Nathan Grigg

Taskpaper Inbox

Here’s my new favorite way to get tasks into TaskPaper. It’s a combination of Drafts, Dropbox, launchd, a Python script, and a shell script.

That sounds convoluted, but once each piece of the pipeline is in place, I just enter one or more tasks into Drafts on my phone, and three seconds later, it is in my TaskPaper file on my Mac. It’s like iCloud, but without the mystery.

Merge new tasks into TaskPaper

I wrote a Python script to insert new tasks in the proper place in my TaskPaper file. Since TaskPaper files are just plain text, this is not too complicated.

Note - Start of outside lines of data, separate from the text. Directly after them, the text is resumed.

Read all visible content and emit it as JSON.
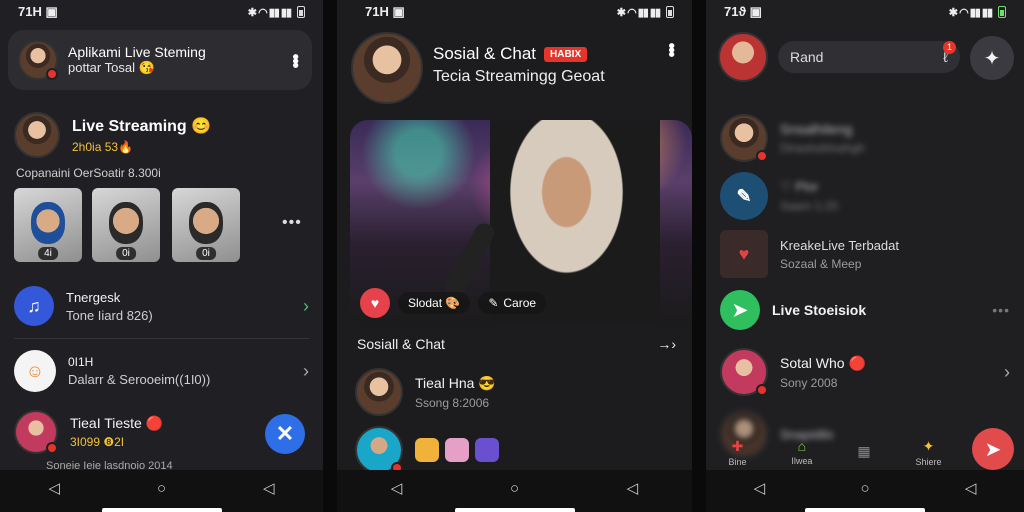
{
  "screen1": {
    "status": {
      "time": "71H ▣"
    },
    "top_card": {
      "title": "Aplikami Live Steming",
      "subtitle": "pottar Tosal 😘"
    },
    "section": {
      "title": "Live Streaming 😊",
      "meta": "2h0ia 53🔥",
      "caption": "Copanaini OerSoatir 8.300i"
    },
    "thumbs": [
      {
        "count": "4i"
      },
      {
        "count": "0i"
      },
      {
        "count": "0i"
      }
    ],
    "rows": [
      {
        "title": "Tnergesk",
        "subtitle": "Tone Iiard 826)"
      },
      {
        "title": "0I1H",
        "subtitle": "Dalarr & Serooeim((1I0))"
      },
      {
        "title": "TieaI Tieste 🔴",
        "subtitle": "3I099 ❽2I"
      }
    ],
    "bottom_caption": "Soneie Ieie lasdnoio 2014",
    "fab_label": "✕"
  },
  "screen2": {
    "status": {
      "time": "71H ▣"
    },
    "header": {
      "title": "Sosial & Chat",
      "tag": "HABIX",
      "subtitle": "Tecia Streamingg Geoat"
    },
    "hero": {
      "btn1": "Slodat 🎨",
      "btn2": "Caroe"
    },
    "section": {
      "title": "Sosiall  & Chat",
      "action": "→›"
    },
    "post": {
      "title": "Tieal Hna 😎",
      "subtitle": "Ssong 8:2006"
    }
  },
  "screen3": {
    "status": {
      "time": "71ϑ ▣"
    },
    "search": {
      "placeholder": "Rand",
      "badge": "1"
    },
    "rows": [
      {
        "title": "Snsalhileng",
        "subtitle": "Diraolodrloahgh"
      },
      {
        "title": "♡ Plor",
        "subtitle": "Saam 1:20"
      },
      {
        "title": "KreakeLive Terbadat",
        "subtitle": "Sozaal & Meep"
      },
      {
        "title": "Live Stoeisiok",
        "subtitle": ""
      },
      {
        "title": "Sotal Who 🔴",
        "subtitle": "Sony 2008"
      },
      {
        "title": "Snapidilo",
        "subtitle": ""
      }
    ],
    "dock": [
      "Bine",
      "Ilwea",
      "",
      "Shiere"
    ]
  },
  "colors": {
    "accent_blue": "#2e6ee6",
    "accent_red": "#e5352b",
    "accent_green": "#2fbf5e"
  }
}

My script reads in a text file and interprets each line as a new task. If the task has a project tag, it removes the tag, and then it groups the tasks by project. Anything without a project is assumed to be in the inbox. Next, it reads my main TaskPaper file, and figures out where each project begins and ends. Finally, it inserts each new task at the end of the appropriate project.

A shell script calls the Python script with the correct arguments, merging my inbox.txt file into my tasks.taskpaper file, and deleting the now-redundant inbox.txt file. Update: To avoid corrupting my TaskPaper file, I use some AppleScript within this shell script to first save the file if it is open.

(Of course, the Python script could have done these last steps also, but it’s much better to make the Python script generic, so I can use it for other purposes.)

Watch inbox for changes

The next step is to automate the merging. This is where OS X’s launchd is useful. One solution would be to run the shell script on some kind of timed interval. But launchd is smarter than that.

Using the WatchPaths key, I can have the shell script run whenever my inbox.txt file is modified. Since OS X keeps an eye on all filesystem changes, this actually has a very low overhead and means that my shell script will be run within seconds of any modifications to inbox.txt.

Here is my Launch Agent definition, stored in a plist file in ~/Library/LaunchAgents.

 1 <?xml version="1.0" encoding="UTF-8"?>
 2 <!DOCTYPE plist PUBLIC "-//Apple//DTD PLIST 1.0//EN" "http://www.apple.com/DTDs/PropertyList-1.0.dtd">
 3 <plist version="1.0">
 4 <dict>
 5     <key>Label</key>
 6     <string>net.nathangrigg.taskpaper-merge-inbox</string>
 7     <key>Program</key>
 8     <string>/Users/grigg/bin/taskpaper_merge_inbox.sh</string>
 9     <key>StandardErrorPath</key>
10     <string>/Users/grigg/Library/Logs/LaunchAgents/taskpaper_merge_inbox.log</string>
11     <key>StandardOutPath</key>
12     <string>/Users/grigg/Library/Logs/LaunchAgents/taskpaper_merge_inbox.log</string>
13     <key>WatchPaths</key>
14     <array>
15         <string>/Users/grigg/Dropbox/Tasks/inbox.txt</string>
16     </array>
17 </dict>
18 </plist>

Drafts and Dropbox

With the hard work out of the way, I just define a custom Dropbox action in Drafts that appends text to inbox.txt in my Dropbox folder. With no fuss, Drafts sends the new task or tasks off to Dropbox, which dutifully copies them to my Mac, which springs into action, merging them into my TaskPaper file.

With so many applications and services fighting to be the solution to all of our problems, it is refreshing to see tools that are happy solving their portion of a problem and letting you go elsewhere to solve the rest.